DATASET RECORDS —

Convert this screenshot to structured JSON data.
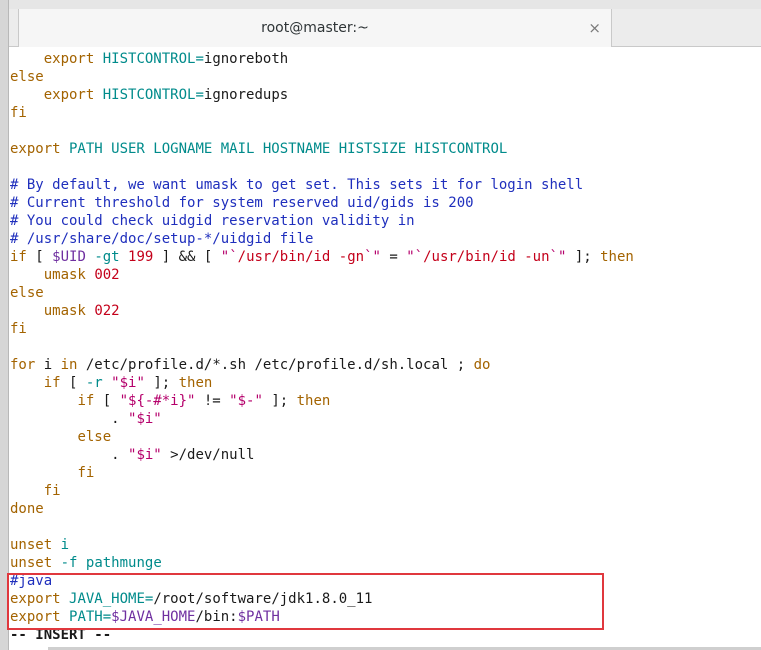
{
  "window": {
    "title": "root@master:~",
    "close_symbol": "×"
  },
  "lines": [
    [
      {
        "t": "    ",
        "c": "plain"
      },
      {
        "t": "export",
        "c": "kw"
      },
      {
        "t": " ",
        "c": "plain"
      },
      {
        "t": "HISTCONTROL=",
        "c": "var"
      },
      {
        "t": "ignoreboth",
        "c": "plain"
      }
    ],
    [
      {
        "t": "else",
        "c": "kw"
      }
    ],
    [
      {
        "t": "    ",
        "c": "plain"
      },
      {
        "t": "export",
        "c": "kw"
      },
      {
        "t": " ",
        "c": "plain"
      },
      {
        "t": "HISTCONTROL=",
        "c": "var"
      },
      {
        "t": "ignoredups",
        "c": "plain"
      }
    ],
    [
      {
        "t": "fi",
        "c": "kw"
      }
    ],
    [
      {
        "t": "",
        "c": "plain"
      }
    ],
    [
      {
        "t": "export",
        "c": "kw"
      },
      {
        "t": " PATH USER LOGNAME MAIL HOSTNAME HISTSIZE HISTCONTROL",
        "c": "var"
      }
    ],
    [
      {
        "t": "",
        "c": "plain"
      }
    ],
    [
      {
        "t": "# By default, we want umask to get set. This sets it for login shell",
        "c": "cmt"
      }
    ],
    [
      {
        "t": "# Current threshold for system reserved uid/gids is 200",
        "c": "cmt"
      }
    ],
    [
      {
        "t": "# You could check uidgid reservation validity in",
        "c": "cmt"
      }
    ],
    [
      {
        "t": "# /usr/share/doc/setup-*/uidgid file",
        "c": "cmt"
      }
    ],
    [
      {
        "t": "if",
        "c": "kw"
      },
      {
        "t": " [ ",
        "c": "plain"
      },
      {
        "t": "$UID",
        "c": "op"
      },
      {
        "t": " ",
        "c": "plain"
      },
      {
        "t": "-gt",
        "c": "var"
      },
      {
        "t": " ",
        "c": "plain"
      },
      {
        "t": "199",
        "c": "num"
      },
      {
        "t": " ] && [ ",
        "c": "plain"
      },
      {
        "t": "\"`",
        "c": "str"
      },
      {
        "t": "/usr/bin/id -gn",
        "c": "num"
      },
      {
        "t": "`\"",
        "c": "str"
      },
      {
        "t": " = ",
        "c": "plain"
      },
      {
        "t": "\"`",
        "c": "str"
      },
      {
        "t": "/usr/bin/id -un",
        "c": "num"
      },
      {
        "t": "`\"",
        "c": "str"
      },
      {
        "t": " ]; ",
        "c": "plain"
      },
      {
        "t": "then",
        "c": "kw"
      }
    ],
    [
      {
        "t": "    ",
        "c": "plain"
      },
      {
        "t": "umask",
        "c": "kw"
      },
      {
        "t": " ",
        "c": "plain"
      },
      {
        "t": "002",
        "c": "num"
      }
    ],
    [
      {
        "t": "else",
        "c": "kw"
      }
    ],
    [
      {
        "t": "    ",
        "c": "plain"
      },
      {
        "t": "umask",
        "c": "kw"
      },
      {
        "t": " ",
        "c": "plain"
      },
      {
        "t": "022",
        "c": "num"
      }
    ],
    [
      {
        "t": "fi",
        "c": "kw"
      }
    ],
    [
      {
        "t": "",
        "c": "plain"
      }
    ],
    [
      {
        "t": "for",
        "c": "kw"
      },
      {
        "t": " i ",
        "c": "plain"
      },
      {
        "t": "in",
        "c": "kw"
      },
      {
        "t": " /etc/profile.d/*.sh /etc/profile.d/sh.local ; ",
        "c": "plain"
      },
      {
        "t": "do",
        "c": "kw"
      }
    ],
    [
      {
        "t": "    ",
        "c": "plain"
      },
      {
        "t": "if",
        "c": "kw"
      },
      {
        "t": " [ ",
        "c": "plain"
      },
      {
        "t": "-r",
        "c": "var"
      },
      {
        "t": " ",
        "c": "plain"
      },
      {
        "t": "\"$i\"",
        "c": "str"
      },
      {
        "t": " ]; ",
        "c": "plain"
      },
      {
        "t": "then",
        "c": "kw"
      }
    ],
    [
      {
        "t": "        ",
        "c": "plain"
      },
      {
        "t": "if",
        "c": "kw"
      },
      {
        "t": " [ ",
        "c": "plain"
      },
      {
        "t": "\"${-#*i}\"",
        "c": "str"
      },
      {
        "t": " != ",
        "c": "plain"
      },
      {
        "t": "\"$-\"",
        "c": "str"
      },
      {
        "t": " ]; ",
        "c": "plain"
      },
      {
        "t": "then",
        "c": "kw"
      }
    ],
    [
      {
        "t": "            . ",
        "c": "plain"
      },
      {
        "t": "\"$i\"",
        "c": "str"
      }
    ],
    [
      {
        "t": "        ",
        "c": "plain"
      },
      {
        "t": "else",
        "c": "kw"
      }
    ],
    [
      {
        "t": "            . ",
        "c": "plain"
      },
      {
        "t": "\"$i\"",
        "c": "str"
      },
      {
        "t": " >/dev/null",
        "c": "plain"
      }
    ],
    [
      {
        "t": "        ",
        "c": "plain"
      },
      {
        "t": "fi",
        "c": "kw"
      }
    ],
    [
      {
        "t": "    ",
        "c": "plain"
      },
      {
        "t": "fi",
        "c": "kw"
      }
    ],
    [
      {
        "t": "done",
        "c": "kw"
      }
    ],
    [
      {
        "t": "",
        "c": "plain"
      }
    ],
    [
      {
        "t": "unset",
        "c": "kw"
      },
      {
        "t": " ",
        "c": "plain"
      },
      {
        "t": "i",
        "c": "var"
      }
    ],
    [
      {
        "t": "unset",
        "c": "kw"
      },
      {
        "t": " ",
        "c": "plain"
      },
      {
        "t": "-f",
        "c": "var"
      },
      {
        "t": " ",
        "c": "plain"
      },
      {
        "t": "pathmunge",
        "c": "var"
      }
    ],
    [
      {
        "t": "#java",
        "c": "cmt"
      }
    ],
    [
      {
        "t": "export",
        "c": "kw"
      },
      {
        "t": " ",
        "c": "plain"
      },
      {
        "t": "JAVA_HOME=",
        "c": "var"
      },
      {
        "t": "/root/software/jdk1.8.0_11",
        "c": "plain"
      }
    ],
    [
      {
        "t": "export",
        "c": "kw"
      },
      {
        "t": " ",
        "c": "plain"
      },
      {
        "t": "PATH=",
        "c": "var"
      },
      {
        "t": "$JAVA_HOME",
        "c": "op"
      },
      {
        "t": "/bin:",
        "c": "plain"
      },
      {
        "t": "$PATH",
        "c": "op"
      }
    ],
    [
      {
        "t": "-- INSERT --",
        "c": "plain status"
      }
    ]
  ],
  "colors": {
    "highlight_box": "#e0383e",
    "keyword": "#a36300",
    "variable": "#008b8b",
    "comment": "#1f2fbd",
    "string": "#b5006b",
    "number": "#c4001a"
  }
}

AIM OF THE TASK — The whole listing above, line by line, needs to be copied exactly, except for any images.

FINISHED EXERCISE —
Convert this screenshot to structured JSON data.
{
  "window": {
    "title": "root@master:~",
    "close_symbol": "×"
  },
  "lines": [
    [
      {
        "t": "    ",
        "c": "plain"
      },
      {
        "t": "export",
        "c": "kw"
      },
      {
        "t": " ",
        "c": "plain"
      },
      {
        "t": "HISTCONTROL=",
        "c": "var"
      },
      {
        "t": "ignoreboth",
        "c": "plain"
      }
    ],
    [
      {
        "t": "else",
        "c": "kw"
      }
    ],
    [
      {
        "t": "    ",
        "c": "plain"
      },
      {
        "t": "export",
        "c": "kw"
      },
      {
        "t": " ",
        "c": "plain"
      },
      {
        "t": "HISTCONTROL=",
        "c": "var"
      },
      {
        "t": "ignoredups",
        "c": "plain"
      }
    ],
    [
      {
        "t": "fi",
        "c": "kw"
      }
    ],
    [
      {
        "t": "",
        "c": "plain"
      }
    ],
    [
      {
        "t": "export",
        "c": "kw"
      },
      {
        "t": " PATH USER LOGNAME MAIL HOSTNAME HISTSIZE HISTCONTROL",
        "c": "var"
      }
    ],
    [
      {
        "t": "",
        "c": "plain"
      }
    ],
    [
      {
        "t": "# By default, we want umask to get set. This sets it for login shell",
        "c": "cmt"
      }
    ],
    [
      {
        "t": "# Current threshold for system reserved uid/gids is 200",
        "c": "cmt"
      }
    ],
    [
      {
        "t": "# You could check uidgid reservation validity in",
        "c": "cmt"
      }
    ],
    [
      {
        "t": "# /usr/share/doc/setup-*/uidgid file",
        "c": "cmt"
      }
    ],
    [
      {
        "t": "if",
        "c": "kw"
      },
      {
        "t": " [ ",
        "c": "plain"
      },
      {
        "t": "$UID",
        "c": "op"
      },
      {
        "t": " ",
        "c": "plain"
      },
      {
        "t": "-gt",
        "c": "var"
      },
      {
        "t": " ",
        "c": "plain"
      },
      {
        "t": "199",
        "c": "num"
      },
      {
        "t": " ] && [ ",
        "c": "plain"
      },
      {
        "t": "\"`",
        "c": "str"
      },
      {
        "t": "/usr/bin/id -gn",
        "c": "num"
      },
      {
        "t": "`\"",
        "c": "str"
      },
      {
        "t": " = ",
        "c": "plain"
      },
      {
        "t": "\"`",
        "c": "str"
      },
      {
        "t": "/usr/bin/id -un",
        "c": "num"
      },
      {
        "t": "`\"",
        "c": "str"
      },
      {
        "t": " ]; ",
        "c": "plain"
      },
      {
        "t": "then",
        "c": "kw"
      }
    ],
    [
      {
        "t": "    ",
        "c": "plain"
      },
      {
        "t": "umask",
        "c": "kw"
      },
      {
        "t": " ",
        "c": "plain"
      },
      {
        "t": "002",
        "c": "num"
      }
    ],
    [
      {
        "t": "else",
        "c": "kw"
      }
    ],
    [
      {
        "t": "    ",
        "c": "plain"
      },
      {
        "t": "umask",
        "c": "kw"
      },
      {
        "t": " ",
        "c": "plain"
      },
      {
        "t": "022",
        "c": "num"
      }
    ],
    [
      {
        "t": "fi",
        "c": "kw"
      }
    ],
    [
      {
        "t": "",
        "c": "plain"
      }
    ],
    [
      {
        "t": "for",
        "c": "kw"
      },
      {
        "t": " i ",
        "c": "plain"
      },
      {
        "t": "in",
        "c": "kw"
      },
      {
        "t": " /etc/profile.d/*.sh /etc/profile.d/sh.local ; ",
        "c": "plain"
      },
      {
        "t": "do",
        "c": "kw"
      }
    ],
    [
      {
        "t": "    ",
        "c": "plain"
      },
      {
        "t": "if",
        "c": "kw"
      },
      {
        "t": " [ ",
        "c": "plain"
      },
      {
        "t": "-r",
        "c": "var"
      },
      {
        "t": " ",
        "c": "plain"
      },
      {
        "t": "\"$i\"",
        "c": "str"
      },
      {
        "t": " ]; ",
        "c": "plain"
      },
      {
        "t": "then",
        "c": "kw"
      }
    ],
    [
      {
        "t": "        ",
        "c": "plain"
      },
      {
        "t": "if",
        "c": "kw"
      },
      {
        "t": " [ ",
        "c": "plain"
      },
      {
        "t": "\"${-#*i}\"",
        "c": "str"
      },
      {
        "t": " != ",
        "c": "plain"
      },
      {
        "t": "\"$-\"",
        "c": "str"
      },
      {
        "t": " ]; ",
        "c": "plain"
      },
      {
        "t": "then",
        "c": "kw"
      }
    ],
    [
      {
        "t": "            . ",
        "c": "plain"
      },
      {
        "t": "\"$i\"",
        "c": "str"
      }
    ],
    [
      {
        "t": "        ",
        "c": "plain"
      },
      {
        "t": "else",
        "c": "kw"
      }
    ],
    [
      {
        "t": "            . ",
        "c": "plain"
      },
      {
        "t": "\"$i\"",
        "c": "str"
      },
      {
        "t": " >/dev/null",
        "c": "plain"
      }
    ],
    [
      {
        "t": "        ",
        "c": "plain"
      },
      {
        "t": "fi",
        "c": "kw"
      }
    ],
    [
      {
        "t": "    ",
        "c": "plain"
      },
      {
        "t": "fi",
        "c": "kw"
      }
    ],
    [
      {
        "t": "done",
        "c": "kw"
      }
    ],
    [
      {
        "t": "",
        "c": "plain"
      }
    ],
    [
      {
        "t": "unset",
        "c": "kw"
      },
      {
        "t": " ",
        "c": "plain"
      },
      {
        "t": "i",
        "c": "var"
      }
    ],
    [
      {
        "t": "unset",
        "c": "kw"
      },
      {
        "t": " ",
        "c": "plain"
      },
      {
        "t": "-f",
        "c": "var"
      },
      {
        "t": " ",
        "c": "plain"
      },
      {
        "t": "pathmunge",
        "c": "var"
      }
    ],
    [
      {
        "t": "#java",
        "c": "cmt"
      }
    ],
    [
      {
        "t": "export",
        "c": "kw"
      },
      {
        "t": " ",
        "c": "plain"
      },
      {
        "t": "JAVA_HOME=",
        "c": "var"
      },
      {
        "t": "/root/software/jdk1.8.0_11",
        "c": "plain"
      }
    ],
    [
      {
        "t": "export",
        "c": "kw"
      },
      {
        "t": " ",
        "c": "plain"
      },
      {
        "t": "PATH=",
        "c": "var"
      },
      {
        "t": "$JAVA_HOME",
        "c": "op"
      },
      {
        "t": "/bin:",
        "c": "plain"
      },
      {
        "t": "$PATH",
        "c": "op"
      }
    ],
    [
      {
        "t": "-- INSERT --",
        "c": "plain status"
      }
    ]
  ],
  "colors": {
    "highlight_box": "#e0383e",
    "keyword": "#a36300",
    "variable": "#008b8b",
    "comment": "#1f2fbd",
    "string": "#b5006b",
    "number": "#c4001a"
  }
}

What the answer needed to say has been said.